╭─ Data to examine

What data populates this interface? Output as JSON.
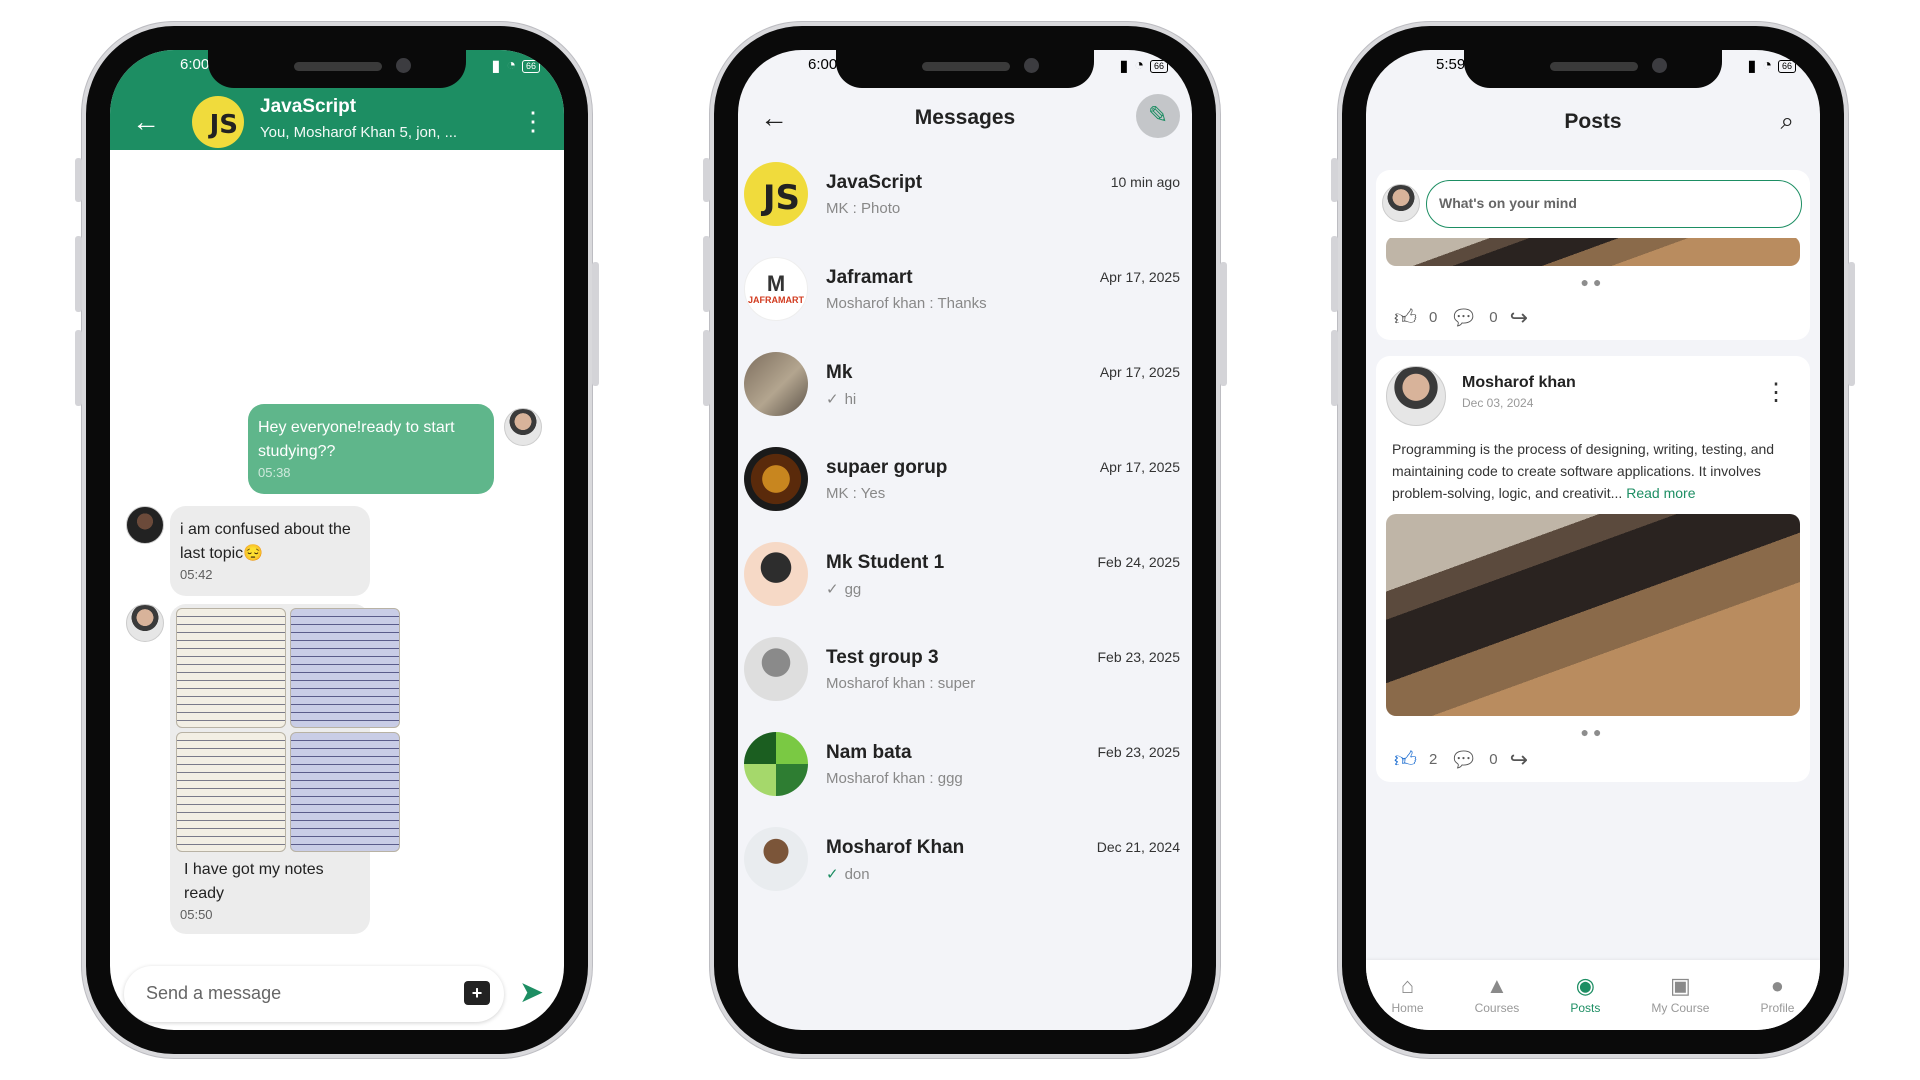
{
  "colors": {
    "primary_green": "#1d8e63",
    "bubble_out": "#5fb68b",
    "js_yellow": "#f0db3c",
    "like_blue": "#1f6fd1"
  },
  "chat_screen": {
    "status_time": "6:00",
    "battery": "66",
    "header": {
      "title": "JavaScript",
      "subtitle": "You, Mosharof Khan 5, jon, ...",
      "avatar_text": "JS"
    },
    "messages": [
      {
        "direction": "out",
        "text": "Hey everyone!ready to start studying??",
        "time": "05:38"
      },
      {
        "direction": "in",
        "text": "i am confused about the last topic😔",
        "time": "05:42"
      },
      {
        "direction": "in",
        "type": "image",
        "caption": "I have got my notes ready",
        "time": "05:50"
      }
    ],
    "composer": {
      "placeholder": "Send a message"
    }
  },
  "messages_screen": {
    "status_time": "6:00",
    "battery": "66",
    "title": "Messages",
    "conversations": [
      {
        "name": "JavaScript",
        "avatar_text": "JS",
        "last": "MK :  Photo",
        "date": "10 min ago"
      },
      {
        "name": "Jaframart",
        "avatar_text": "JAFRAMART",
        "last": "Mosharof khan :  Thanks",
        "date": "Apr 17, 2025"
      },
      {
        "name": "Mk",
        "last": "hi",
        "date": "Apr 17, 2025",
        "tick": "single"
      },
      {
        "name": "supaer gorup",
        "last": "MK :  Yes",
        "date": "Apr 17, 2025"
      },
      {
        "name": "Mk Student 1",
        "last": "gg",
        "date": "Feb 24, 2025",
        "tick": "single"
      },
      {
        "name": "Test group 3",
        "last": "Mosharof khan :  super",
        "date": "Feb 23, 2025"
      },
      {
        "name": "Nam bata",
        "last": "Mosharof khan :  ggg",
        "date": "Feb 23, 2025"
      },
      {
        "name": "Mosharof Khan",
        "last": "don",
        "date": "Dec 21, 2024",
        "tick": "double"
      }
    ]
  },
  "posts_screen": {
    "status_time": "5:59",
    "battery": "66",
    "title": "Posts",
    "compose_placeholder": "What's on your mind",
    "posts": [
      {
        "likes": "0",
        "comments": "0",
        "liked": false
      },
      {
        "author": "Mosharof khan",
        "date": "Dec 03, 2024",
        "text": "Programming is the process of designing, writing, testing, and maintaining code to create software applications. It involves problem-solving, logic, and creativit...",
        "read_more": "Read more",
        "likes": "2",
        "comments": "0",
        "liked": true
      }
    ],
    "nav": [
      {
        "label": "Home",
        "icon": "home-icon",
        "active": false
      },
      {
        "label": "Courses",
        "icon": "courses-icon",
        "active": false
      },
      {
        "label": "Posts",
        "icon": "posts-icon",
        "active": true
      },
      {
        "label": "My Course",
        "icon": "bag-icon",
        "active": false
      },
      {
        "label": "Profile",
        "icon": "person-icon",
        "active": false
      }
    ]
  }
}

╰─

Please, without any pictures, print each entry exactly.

Exercise answer:
What data populates this interface? Output as JSON.
{
  "colors": {
    "primary_green": "#1d8e63",
    "bubble_out": "#5fb68b",
    "js_yellow": "#f0db3c",
    "like_blue": "#1f6fd1"
  },
  "chat_screen": {
    "status_time": "6:00",
    "battery": "66",
    "header": {
      "title": "JavaScript",
      "subtitle": "You, Mosharof Khan 5, jon, ...",
      "avatar_text": "JS"
    },
    "messages": [
      {
        "direction": "out",
        "text": "Hey everyone!ready to start studying??",
        "time": "05:38"
      },
      {
        "direction": "in",
        "text": "i am confused about the last topic😔",
        "time": "05:42"
      },
      {
        "direction": "in",
        "type": "image",
        "caption": "I have got my notes ready",
        "time": "05:50"
      }
    ],
    "composer": {
      "placeholder": "Send a message"
    }
  },
  "messages_screen": {
    "status_time": "6:00",
    "battery": "66",
    "title": "Messages",
    "conversations": [
      {
        "name": "JavaScript",
        "avatar_text": "JS",
        "last": "MK :  Photo",
        "date": "10 min ago"
      },
      {
        "name": "Jaframart",
        "avatar_text": "JAFRAMART",
        "last": "Mosharof khan :  Thanks",
        "date": "Apr 17, 2025"
      },
      {
        "name": "Mk",
        "last": "hi",
        "date": "Apr 17, 2025",
        "tick": "single"
      },
      {
        "name": "supaer gorup",
        "last": "MK :  Yes",
        "date": "Apr 17, 2025"
      },
      {
        "name": "Mk Student 1",
        "last": "gg",
        "date": "Feb 24, 2025",
        "tick": "single"
      },
      {
        "name": "Test group 3",
        "last": "Mosharof khan :  super",
        "date": "Feb 23, 2025"
      },
      {
        "name": "Nam bata",
        "last": "Mosharof khan :  ggg",
        "date": "Feb 23, 2025"
      },
      {
        "name": "Mosharof Khan",
        "last": "don",
        "date": "Dec 21, 2024",
        "tick": "double"
      }
    ]
  },
  "posts_screen": {
    "status_time": "5:59",
    "battery": "66",
    "title": "Posts",
    "compose_placeholder": "What's on your mind",
    "posts": [
      {
        "likes": "0",
        "comments": "0",
        "liked": false
      },
      {
        "author": "Mosharof khan",
        "date": "Dec 03, 2024",
        "text": "Programming is the process of designing, writing, testing, and maintaining code to create software applications. It involves problem-solving, logic, and creativit...",
        "read_more": "Read more",
        "likes": "2",
        "comments": "0",
        "liked": true
      }
    ],
    "nav": [
      {
        "label": "Home",
        "icon": "home-icon",
        "active": false
      },
      {
        "label": "Courses",
        "icon": "courses-icon",
        "active": false
      },
      {
        "label": "Posts",
        "icon": "posts-icon",
        "active": true
      },
      {
        "label": "My Course",
        "icon": "bag-icon",
        "active": false
      },
      {
        "label": "Profile",
        "icon": "person-icon",
        "active": false
      }
    ]
  }
}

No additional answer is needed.